App and web page records
..........
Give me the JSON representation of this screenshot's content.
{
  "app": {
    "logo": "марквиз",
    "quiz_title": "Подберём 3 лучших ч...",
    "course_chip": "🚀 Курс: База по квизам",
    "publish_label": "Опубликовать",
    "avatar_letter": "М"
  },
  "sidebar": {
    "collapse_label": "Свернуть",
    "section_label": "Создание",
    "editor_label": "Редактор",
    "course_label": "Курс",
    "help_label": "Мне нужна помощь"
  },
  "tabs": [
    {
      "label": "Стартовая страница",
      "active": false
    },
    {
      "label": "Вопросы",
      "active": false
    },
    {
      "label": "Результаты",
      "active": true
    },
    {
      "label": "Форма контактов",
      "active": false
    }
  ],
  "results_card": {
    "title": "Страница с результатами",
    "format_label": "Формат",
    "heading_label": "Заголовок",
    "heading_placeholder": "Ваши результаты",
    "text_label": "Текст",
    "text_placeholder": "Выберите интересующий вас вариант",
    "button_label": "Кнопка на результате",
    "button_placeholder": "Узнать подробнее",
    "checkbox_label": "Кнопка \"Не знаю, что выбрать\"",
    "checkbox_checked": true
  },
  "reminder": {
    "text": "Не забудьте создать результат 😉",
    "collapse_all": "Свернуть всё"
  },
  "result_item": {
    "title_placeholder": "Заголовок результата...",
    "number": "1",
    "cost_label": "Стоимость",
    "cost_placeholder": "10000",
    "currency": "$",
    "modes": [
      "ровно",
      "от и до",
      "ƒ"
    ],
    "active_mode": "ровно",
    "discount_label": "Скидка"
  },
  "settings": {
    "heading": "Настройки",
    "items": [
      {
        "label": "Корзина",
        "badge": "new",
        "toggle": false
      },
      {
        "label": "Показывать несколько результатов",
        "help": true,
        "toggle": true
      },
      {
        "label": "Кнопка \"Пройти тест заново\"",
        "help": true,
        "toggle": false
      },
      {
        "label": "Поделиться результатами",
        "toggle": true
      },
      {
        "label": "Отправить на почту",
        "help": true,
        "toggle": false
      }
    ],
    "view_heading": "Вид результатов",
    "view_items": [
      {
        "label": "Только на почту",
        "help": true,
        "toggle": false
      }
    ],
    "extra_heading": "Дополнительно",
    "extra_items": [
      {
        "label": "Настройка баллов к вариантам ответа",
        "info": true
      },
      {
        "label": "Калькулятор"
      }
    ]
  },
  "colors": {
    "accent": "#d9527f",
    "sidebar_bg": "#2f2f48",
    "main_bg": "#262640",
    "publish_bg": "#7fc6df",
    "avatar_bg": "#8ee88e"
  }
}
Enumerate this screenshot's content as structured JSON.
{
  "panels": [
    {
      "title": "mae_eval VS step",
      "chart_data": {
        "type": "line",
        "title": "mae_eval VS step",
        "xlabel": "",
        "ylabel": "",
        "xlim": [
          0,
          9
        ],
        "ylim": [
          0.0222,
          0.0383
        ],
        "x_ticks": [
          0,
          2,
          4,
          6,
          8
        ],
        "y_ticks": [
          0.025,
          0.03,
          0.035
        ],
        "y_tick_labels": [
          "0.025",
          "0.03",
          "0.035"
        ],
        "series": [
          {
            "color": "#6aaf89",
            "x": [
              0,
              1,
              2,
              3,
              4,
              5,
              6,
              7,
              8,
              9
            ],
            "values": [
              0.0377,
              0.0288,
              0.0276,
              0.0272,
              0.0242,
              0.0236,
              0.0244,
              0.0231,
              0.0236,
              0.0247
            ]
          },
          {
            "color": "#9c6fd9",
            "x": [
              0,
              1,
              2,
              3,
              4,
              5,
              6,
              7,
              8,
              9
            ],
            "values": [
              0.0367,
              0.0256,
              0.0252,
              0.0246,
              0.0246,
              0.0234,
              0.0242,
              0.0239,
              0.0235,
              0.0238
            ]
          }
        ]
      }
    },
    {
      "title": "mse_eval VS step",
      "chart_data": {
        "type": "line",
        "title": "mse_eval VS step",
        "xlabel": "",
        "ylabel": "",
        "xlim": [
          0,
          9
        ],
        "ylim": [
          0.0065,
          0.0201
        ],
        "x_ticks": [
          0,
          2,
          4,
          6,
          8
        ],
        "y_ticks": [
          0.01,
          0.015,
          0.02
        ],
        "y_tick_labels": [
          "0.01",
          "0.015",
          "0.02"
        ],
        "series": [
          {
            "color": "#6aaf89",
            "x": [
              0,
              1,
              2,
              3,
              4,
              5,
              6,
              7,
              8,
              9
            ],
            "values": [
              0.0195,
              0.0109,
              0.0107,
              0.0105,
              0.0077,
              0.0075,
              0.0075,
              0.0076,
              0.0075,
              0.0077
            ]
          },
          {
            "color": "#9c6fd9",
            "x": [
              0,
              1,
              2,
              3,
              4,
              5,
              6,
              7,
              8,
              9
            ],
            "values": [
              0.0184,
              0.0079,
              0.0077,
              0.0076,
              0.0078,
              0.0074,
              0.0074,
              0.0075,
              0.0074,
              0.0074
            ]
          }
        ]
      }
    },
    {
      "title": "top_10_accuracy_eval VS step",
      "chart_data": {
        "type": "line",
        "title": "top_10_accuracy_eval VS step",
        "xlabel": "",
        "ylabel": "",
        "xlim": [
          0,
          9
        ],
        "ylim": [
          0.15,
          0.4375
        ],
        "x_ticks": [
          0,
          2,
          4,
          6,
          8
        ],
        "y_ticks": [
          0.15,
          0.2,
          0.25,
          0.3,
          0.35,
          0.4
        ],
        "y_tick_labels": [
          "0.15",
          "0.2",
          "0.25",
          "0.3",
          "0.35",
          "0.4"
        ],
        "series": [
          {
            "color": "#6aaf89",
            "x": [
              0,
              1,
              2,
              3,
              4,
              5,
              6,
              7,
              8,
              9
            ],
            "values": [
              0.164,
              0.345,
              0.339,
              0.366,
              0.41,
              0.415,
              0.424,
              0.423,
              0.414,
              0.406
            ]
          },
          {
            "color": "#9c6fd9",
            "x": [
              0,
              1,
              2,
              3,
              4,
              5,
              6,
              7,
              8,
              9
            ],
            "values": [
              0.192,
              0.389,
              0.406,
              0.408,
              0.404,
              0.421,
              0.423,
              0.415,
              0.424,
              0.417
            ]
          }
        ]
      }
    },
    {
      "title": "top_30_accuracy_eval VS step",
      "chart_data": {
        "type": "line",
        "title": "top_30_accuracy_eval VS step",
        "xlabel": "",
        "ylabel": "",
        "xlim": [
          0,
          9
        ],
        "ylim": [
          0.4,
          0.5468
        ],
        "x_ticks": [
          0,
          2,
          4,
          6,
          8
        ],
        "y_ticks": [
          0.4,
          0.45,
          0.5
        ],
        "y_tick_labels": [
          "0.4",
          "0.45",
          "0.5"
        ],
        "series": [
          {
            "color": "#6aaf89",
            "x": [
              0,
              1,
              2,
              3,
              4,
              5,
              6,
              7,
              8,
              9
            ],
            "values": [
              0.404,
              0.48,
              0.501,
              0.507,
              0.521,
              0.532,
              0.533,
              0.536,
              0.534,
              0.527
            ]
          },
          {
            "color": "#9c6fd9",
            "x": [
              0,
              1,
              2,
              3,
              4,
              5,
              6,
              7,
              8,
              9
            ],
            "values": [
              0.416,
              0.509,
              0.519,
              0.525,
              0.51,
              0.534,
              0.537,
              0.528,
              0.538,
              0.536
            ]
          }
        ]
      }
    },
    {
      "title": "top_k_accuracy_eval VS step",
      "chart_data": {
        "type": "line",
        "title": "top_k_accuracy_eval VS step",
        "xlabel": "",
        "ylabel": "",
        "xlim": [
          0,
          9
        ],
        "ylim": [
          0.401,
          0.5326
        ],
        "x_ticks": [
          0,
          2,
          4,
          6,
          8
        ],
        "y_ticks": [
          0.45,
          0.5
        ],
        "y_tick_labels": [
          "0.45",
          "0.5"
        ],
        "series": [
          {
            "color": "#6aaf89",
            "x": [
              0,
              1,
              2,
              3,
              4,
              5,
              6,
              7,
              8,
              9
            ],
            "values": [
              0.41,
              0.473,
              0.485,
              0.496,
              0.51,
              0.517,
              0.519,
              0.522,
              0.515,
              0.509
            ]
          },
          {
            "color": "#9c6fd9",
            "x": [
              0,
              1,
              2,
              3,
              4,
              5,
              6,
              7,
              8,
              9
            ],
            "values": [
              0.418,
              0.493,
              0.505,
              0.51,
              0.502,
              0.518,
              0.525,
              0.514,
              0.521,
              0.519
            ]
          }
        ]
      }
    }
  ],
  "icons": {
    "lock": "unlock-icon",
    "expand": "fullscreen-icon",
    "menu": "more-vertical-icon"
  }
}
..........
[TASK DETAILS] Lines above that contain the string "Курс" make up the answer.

[TASK SOLUTION]
    "course_chip": "🚀 Курс: База по квизам",
    "course_label": "Курс",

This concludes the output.